### Your objective:
Retype the entries below word for word, leaving out every picture.

Component data from apps and pages:
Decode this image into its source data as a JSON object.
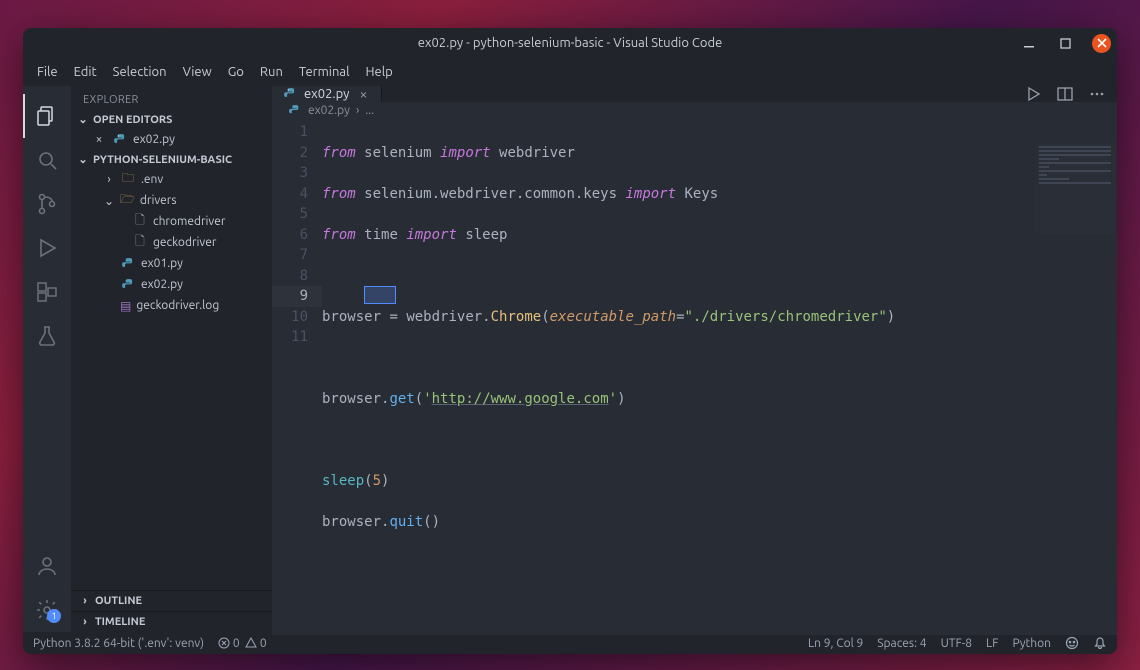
{
  "window": {
    "title": "ex02.py - python-selenium-basic - Visual Studio Code"
  },
  "menu": [
    "File",
    "Edit",
    "Selection",
    "View",
    "Go",
    "Run",
    "Terminal",
    "Help"
  ],
  "sidebar": {
    "title": "EXPLORER",
    "sections": {
      "open_editors": {
        "label": "OPEN EDITORS",
        "items": [
          {
            "name": "ex02.py"
          }
        ]
      },
      "project": {
        "label": "PYTHON-SELENIUM-BASIC",
        "tree": [
          {
            "kind": "folder-closed",
            "name": ".env",
            "depth": 1
          },
          {
            "kind": "folder-open",
            "name": "drivers",
            "depth": 1
          },
          {
            "kind": "file",
            "name": "chromedriver",
            "depth": 2
          },
          {
            "kind": "file",
            "name": "geckodriver",
            "depth": 2
          },
          {
            "kind": "py",
            "name": "ex01.py",
            "depth": 1
          },
          {
            "kind": "py",
            "name": "ex02.py",
            "depth": 1
          },
          {
            "kind": "log",
            "name": "geckodriver.log",
            "depth": 1
          }
        ]
      },
      "outline": {
        "label": "OUTLINE"
      },
      "timeline": {
        "label": "TIMELINE"
      }
    }
  },
  "tabs": {
    "active": "ex02.py"
  },
  "breadcrumb": {
    "file": "ex02.py",
    "rest": "..."
  },
  "code": {
    "lines": 11,
    "current_line": 9,
    "tokens": {
      "l1": {
        "from": "from",
        "mod": "selenium",
        "import": "import",
        "what": "webdriver"
      },
      "l2": {
        "from": "from",
        "mod": "selenium.webdriver.common.keys",
        "import": "import",
        "what": "Keys"
      },
      "l3": {
        "from": "from",
        "mod": "time",
        "import": "import",
        "what": "sleep"
      },
      "l5_var": "browser",
      "l5_eq": " = ",
      "l5_mod": "webdriver",
      "l5_dot": ".",
      "l5_cls": "Chrome",
      "l5_par": "executable_path",
      "l5_eq2": "=",
      "l5_str": "\"./drivers/chromedriver\"",
      "l7_obj": "browser",
      "l7_dot": ".",
      "l7_fn": "get",
      "l7_op": "(",
      "l7_q": "'",
      "l7_url": "http://www.google.com",
      "l7_q2": "'",
      "l7_cp": ")",
      "l9_fn": "sleep",
      "l9_op": "(",
      "l9_num": "5",
      "l9_cp": ")",
      "l10_obj": "browser",
      "l10_dot": ".",
      "l10_fn": "quit",
      "l10_op": "()"
    }
  },
  "status": {
    "python": "Python 3.8.2 64-bit ('.env': venv)",
    "errors": "0",
    "warnings": "0",
    "ln_col": "Ln 9, Col 9",
    "spaces": "Spaces: 4",
    "encoding": "UTF-8",
    "eol": "LF",
    "lang": "Python"
  },
  "settings_badge": "1"
}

### Solution for this problem:
Decode this image into its source data as a JSON object.
{
  "window": {
    "title": "ex02.py - python-selenium-basic - Visual Studio Code"
  },
  "menu": [
    "File",
    "Edit",
    "Selection",
    "View",
    "Go",
    "Run",
    "Terminal",
    "Help"
  ],
  "sidebar": {
    "title": "EXPLORER",
    "sections": {
      "open_editors": {
        "label": "OPEN EDITORS",
        "items": [
          {
            "name": "ex02.py"
          }
        ]
      },
      "project": {
        "label": "PYTHON-SELENIUM-BASIC",
        "tree": [
          {
            "kind": "folder-closed",
            "name": ".env",
            "depth": 1
          },
          {
            "kind": "folder-open",
            "name": "drivers",
            "depth": 1
          },
          {
            "kind": "file",
            "name": "chromedriver",
            "depth": 2
          },
          {
            "kind": "file",
            "name": "geckodriver",
            "depth": 2
          },
          {
            "kind": "py",
            "name": "ex01.py",
            "depth": 1
          },
          {
            "kind": "py",
            "name": "ex02.py",
            "depth": 1
          },
          {
            "kind": "log",
            "name": "geckodriver.log",
            "depth": 1
          }
        ]
      },
      "outline": {
        "label": "OUTLINE"
      },
      "timeline": {
        "label": "TIMELINE"
      }
    }
  },
  "tabs": {
    "active": "ex02.py"
  },
  "breadcrumb": {
    "file": "ex02.py",
    "rest": "..."
  },
  "code": {
    "lines": 11,
    "current_line": 9,
    "tokens": {
      "l1": {
        "from": "from",
        "mod": "selenium",
        "import": "import",
        "what": "webdriver"
      },
      "l2": {
        "from": "from",
        "mod": "selenium.webdriver.common.keys",
        "import": "import",
        "what": "Keys"
      },
      "l3": {
        "from": "from",
        "mod": "time",
        "import": "import",
        "what": "sleep"
      },
      "l5_var": "browser",
      "l5_eq": " = ",
      "l5_mod": "webdriver",
      "l5_dot": ".",
      "l5_cls": "Chrome",
      "l5_par": "executable_path",
      "l5_eq2": "=",
      "l5_str": "\"./drivers/chromedriver\"",
      "l7_obj": "browser",
      "l7_dot": ".",
      "l7_fn": "get",
      "l7_op": "(",
      "l7_q": "'",
      "l7_url": "http://www.google.com",
      "l7_q2": "'",
      "l7_cp": ")",
      "l9_fn": "sleep",
      "l9_op": "(",
      "l9_num": "5",
      "l9_cp": ")",
      "l10_obj": "browser",
      "l10_dot": ".",
      "l10_fn": "quit",
      "l10_op": "()"
    }
  },
  "status": {
    "python": "Python 3.8.2 64-bit ('.env': venv)",
    "errors": "0",
    "warnings": "0",
    "ln_col": "Ln 9, Col 9",
    "spaces": "Spaces: 4",
    "encoding": "UTF-8",
    "eol": "LF",
    "lang": "Python"
  },
  "settings_badge": "1"
}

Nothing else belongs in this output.